*Work task:*
Every record, from first to last, should be retyped word for word.

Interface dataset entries
■ ■ ■ ■ ■

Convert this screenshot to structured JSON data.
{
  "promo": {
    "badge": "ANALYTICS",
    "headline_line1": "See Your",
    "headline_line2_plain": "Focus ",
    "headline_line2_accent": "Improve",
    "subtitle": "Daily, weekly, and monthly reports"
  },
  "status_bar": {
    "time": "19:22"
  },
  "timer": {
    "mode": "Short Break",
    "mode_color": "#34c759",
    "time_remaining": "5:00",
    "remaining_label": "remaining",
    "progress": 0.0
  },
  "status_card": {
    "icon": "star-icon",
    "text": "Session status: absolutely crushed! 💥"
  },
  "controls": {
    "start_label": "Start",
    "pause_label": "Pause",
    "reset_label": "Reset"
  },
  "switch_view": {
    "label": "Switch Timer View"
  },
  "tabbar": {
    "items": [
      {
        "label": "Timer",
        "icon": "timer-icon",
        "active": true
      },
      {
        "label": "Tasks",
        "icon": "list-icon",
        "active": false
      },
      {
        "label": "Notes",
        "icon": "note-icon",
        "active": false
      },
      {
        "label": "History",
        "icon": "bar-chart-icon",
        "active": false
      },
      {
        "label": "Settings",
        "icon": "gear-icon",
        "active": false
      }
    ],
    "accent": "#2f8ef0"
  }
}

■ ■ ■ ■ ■

*Answer:*
Convert this screenshot to structured JSON data.
{
  "promo": {
    "badge": "ANALYTICS",
    "headline_line1": "See Your",
    "headline_line2_plain": "Focus ",
    "headline_line2_accent": "Improve",
    "subtitle": "Daily, weekly, and monthly reports"
  },
  "status_bar": {
    "time": "19:22"
  },
  "timer": {
    "mode": "Short Break",
    "mode_color": "#34c759",
    "time_remaining": "5:00",
    "remaining_label": "remaining",
    "progress": 0.0
  },
  "status_card": {
    "icon": "star-icon",
    "text": "Session status: absolutely crushed! 💥"
  },
  "controls": {
    "start_label": "Start",
    "pause_label": "Pause",
    "reset_label": "Reset"
  },
  "switch_view": {
    "label": "Switch Timer View"
  },
  "tabbar": {
    "items": [
      {
        "label": "Timer",
        "icon": "timer-icon",
        "active": true
      },
      {
        "label": "Tasks",
        "icon": "list-icon",
        "active": false
      },
      {
        "label": "Notes",
        "icon": "note-icon",
        "active": false
      },
      {
        "label": "History",
        "icon": "bar-chart-icon",
        "active": false
      },
      {
        "label": "Settings",
        "icon": "gear-icon",
        "active": false
      }
    ],
    "accent": "#2f8ef0"
  }
}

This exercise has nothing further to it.